Hip replacement is a very effective surgery for relieving pain from arthritis. A total hip replacement consists of replacing both the ball (femoral head) and socket (acetabulum) with metal and plastic components. Surgical techniques have been refined over the last decade leading to a shorter hospitalization, less discomfort and fewer complications.
The surgical approach and the size of the incision are critically important elements of hip replacement surgery. The success of this operation is largely related to the surgeon’s ability to gain adequate exposure to the arthritic hip joint. Recent enhancements in surgical technique and instrumentation have allowed more limited surgical approaches in certain patients. The use of these instruments, selected implants, and minor modifications of the surgical dissection allow hip replacement to be done through a 4-6 inch incision. The potential benefits of this less invasive technique are significant:
- Better cosmetics
- Less postoperative pain
- Less blood loss
- Earlier rehabilitation
- Fewer wound complications
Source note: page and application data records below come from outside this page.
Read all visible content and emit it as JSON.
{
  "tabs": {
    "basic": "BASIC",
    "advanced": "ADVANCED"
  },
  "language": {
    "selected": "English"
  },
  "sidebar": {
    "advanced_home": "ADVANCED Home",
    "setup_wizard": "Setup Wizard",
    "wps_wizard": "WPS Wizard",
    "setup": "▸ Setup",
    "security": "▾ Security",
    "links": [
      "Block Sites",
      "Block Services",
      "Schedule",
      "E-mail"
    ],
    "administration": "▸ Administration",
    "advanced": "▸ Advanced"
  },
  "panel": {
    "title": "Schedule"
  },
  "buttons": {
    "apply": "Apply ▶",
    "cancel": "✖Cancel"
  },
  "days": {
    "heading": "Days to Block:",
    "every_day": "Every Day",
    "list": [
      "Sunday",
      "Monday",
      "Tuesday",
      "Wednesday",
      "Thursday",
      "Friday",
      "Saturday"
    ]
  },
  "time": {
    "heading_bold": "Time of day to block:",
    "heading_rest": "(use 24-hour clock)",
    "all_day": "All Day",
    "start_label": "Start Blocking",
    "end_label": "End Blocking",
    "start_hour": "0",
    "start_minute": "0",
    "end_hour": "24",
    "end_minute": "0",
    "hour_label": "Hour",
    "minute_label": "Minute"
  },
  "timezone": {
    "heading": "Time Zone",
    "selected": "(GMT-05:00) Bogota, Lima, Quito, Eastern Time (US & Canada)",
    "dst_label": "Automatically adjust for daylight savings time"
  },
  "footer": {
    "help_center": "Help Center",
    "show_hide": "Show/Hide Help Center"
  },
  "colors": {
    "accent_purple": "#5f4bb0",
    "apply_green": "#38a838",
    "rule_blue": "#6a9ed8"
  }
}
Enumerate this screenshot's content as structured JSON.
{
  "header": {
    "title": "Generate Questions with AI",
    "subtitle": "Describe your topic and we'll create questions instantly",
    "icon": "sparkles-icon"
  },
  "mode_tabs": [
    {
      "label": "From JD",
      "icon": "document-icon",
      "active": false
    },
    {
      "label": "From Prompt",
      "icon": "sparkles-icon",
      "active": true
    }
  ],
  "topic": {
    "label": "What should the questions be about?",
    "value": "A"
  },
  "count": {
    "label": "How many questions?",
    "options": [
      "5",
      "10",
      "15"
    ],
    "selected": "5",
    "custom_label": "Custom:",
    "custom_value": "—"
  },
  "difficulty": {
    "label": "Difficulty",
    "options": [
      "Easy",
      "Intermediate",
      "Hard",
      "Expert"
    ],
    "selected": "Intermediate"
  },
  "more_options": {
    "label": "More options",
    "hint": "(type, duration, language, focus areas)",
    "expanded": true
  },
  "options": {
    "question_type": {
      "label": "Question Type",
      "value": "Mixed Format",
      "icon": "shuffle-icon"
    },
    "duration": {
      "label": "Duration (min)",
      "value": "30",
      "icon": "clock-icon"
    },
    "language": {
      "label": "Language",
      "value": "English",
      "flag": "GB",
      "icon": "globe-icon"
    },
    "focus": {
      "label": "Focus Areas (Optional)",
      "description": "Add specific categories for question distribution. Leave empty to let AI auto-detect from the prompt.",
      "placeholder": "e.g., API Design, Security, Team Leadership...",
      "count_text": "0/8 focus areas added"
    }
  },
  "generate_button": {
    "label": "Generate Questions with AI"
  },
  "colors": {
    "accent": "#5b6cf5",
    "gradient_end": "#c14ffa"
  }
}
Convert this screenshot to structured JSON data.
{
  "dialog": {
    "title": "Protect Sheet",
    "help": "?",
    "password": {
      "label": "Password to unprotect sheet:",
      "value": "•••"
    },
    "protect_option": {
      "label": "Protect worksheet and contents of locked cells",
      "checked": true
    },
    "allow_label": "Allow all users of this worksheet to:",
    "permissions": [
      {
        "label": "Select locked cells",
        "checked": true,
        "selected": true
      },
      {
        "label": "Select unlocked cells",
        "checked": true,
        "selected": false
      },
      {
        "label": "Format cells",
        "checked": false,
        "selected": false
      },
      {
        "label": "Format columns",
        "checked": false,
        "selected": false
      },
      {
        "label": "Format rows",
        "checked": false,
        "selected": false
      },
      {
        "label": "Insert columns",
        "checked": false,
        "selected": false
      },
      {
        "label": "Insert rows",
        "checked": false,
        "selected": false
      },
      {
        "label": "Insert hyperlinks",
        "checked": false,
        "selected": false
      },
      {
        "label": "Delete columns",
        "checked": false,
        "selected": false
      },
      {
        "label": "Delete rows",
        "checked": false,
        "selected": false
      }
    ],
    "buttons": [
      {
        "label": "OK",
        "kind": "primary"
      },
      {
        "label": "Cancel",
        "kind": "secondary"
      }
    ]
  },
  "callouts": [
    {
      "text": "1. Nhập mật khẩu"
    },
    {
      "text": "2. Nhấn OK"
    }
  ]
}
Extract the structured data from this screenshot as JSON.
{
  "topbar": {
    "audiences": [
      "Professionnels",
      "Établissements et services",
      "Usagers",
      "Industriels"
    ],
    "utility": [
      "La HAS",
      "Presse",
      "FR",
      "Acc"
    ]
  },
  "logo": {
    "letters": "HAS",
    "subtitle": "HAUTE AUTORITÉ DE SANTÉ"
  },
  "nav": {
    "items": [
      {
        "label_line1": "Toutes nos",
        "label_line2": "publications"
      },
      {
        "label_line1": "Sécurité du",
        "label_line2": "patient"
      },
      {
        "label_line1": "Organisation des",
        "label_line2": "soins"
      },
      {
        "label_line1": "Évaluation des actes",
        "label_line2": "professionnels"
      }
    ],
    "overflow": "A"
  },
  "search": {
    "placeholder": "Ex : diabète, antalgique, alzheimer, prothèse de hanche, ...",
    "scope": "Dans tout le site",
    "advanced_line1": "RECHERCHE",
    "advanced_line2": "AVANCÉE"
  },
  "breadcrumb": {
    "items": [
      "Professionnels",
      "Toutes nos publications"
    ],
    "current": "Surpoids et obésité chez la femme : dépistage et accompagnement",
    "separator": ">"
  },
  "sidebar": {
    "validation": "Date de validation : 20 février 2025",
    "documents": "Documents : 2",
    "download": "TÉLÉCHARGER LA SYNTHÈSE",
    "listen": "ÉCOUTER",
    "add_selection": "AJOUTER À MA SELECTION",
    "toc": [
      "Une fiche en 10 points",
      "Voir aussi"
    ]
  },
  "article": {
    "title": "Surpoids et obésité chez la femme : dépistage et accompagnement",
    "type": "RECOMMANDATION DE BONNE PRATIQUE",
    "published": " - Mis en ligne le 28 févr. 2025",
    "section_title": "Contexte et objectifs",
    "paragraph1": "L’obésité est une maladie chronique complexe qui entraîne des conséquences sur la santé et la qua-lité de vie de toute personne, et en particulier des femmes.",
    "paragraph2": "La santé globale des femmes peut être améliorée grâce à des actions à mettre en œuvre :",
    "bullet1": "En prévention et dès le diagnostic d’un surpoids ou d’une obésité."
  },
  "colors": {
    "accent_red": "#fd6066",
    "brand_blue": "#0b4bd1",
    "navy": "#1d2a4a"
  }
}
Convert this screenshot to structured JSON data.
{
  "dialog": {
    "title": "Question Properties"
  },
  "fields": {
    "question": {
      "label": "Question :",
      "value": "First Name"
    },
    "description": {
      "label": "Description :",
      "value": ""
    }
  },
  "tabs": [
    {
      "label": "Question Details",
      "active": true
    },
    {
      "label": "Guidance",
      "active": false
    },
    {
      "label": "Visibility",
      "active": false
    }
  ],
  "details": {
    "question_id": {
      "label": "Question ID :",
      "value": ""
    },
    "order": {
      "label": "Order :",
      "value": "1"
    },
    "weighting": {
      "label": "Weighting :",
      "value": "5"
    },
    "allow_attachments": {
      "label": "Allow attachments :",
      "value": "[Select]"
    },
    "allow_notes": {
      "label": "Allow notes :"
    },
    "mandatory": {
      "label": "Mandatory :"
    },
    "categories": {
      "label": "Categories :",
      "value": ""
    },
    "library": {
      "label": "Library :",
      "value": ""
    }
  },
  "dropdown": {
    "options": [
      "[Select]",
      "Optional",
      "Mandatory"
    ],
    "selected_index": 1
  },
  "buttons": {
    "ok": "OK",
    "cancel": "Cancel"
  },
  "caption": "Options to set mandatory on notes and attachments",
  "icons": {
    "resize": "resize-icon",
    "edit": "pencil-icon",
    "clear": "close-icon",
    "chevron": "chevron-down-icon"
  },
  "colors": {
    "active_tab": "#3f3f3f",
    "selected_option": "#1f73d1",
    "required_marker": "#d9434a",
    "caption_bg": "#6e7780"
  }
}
It is important, however, to understand that small incisions for hip replacement are a recent development. Precise placement of hip components remains the primary goal of the surgery, and this goal should not be compromised for a smaller incision. Patient factors such as weight, stiff hips, previous hip surgery, and hip deformity can require the standard sized incision. The American College of Rheumatologists has called total joint replacement "The single greatest advancement of arthritis treatment in this century." Improved surgical techniques, development of new materials, and the evolution of detailed preoperative and postoperative protocols have made hip replacement one of the most successful and reliable orthopedic procedures.